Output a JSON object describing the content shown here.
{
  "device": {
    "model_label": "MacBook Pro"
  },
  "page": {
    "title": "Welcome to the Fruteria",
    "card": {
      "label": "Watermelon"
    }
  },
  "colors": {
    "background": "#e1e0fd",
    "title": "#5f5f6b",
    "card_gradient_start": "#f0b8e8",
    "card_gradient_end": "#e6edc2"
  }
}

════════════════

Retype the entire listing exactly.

Output a JSON object describing the content shown here.
{
  "device": {
    "model_label": "MacBook Pro"
  },
  "page": {
    "title": "Welcome to the Fruteria",
    "card": {
      "label": "Watermelon"
    }
  },
  "colors": {
    "background": "#e1e0fd",
    "title": "#5f5f6b",
    "card_gradient_start": "#f0b8e8",
    "card_gradient_end": "#e6edc2"
  }
}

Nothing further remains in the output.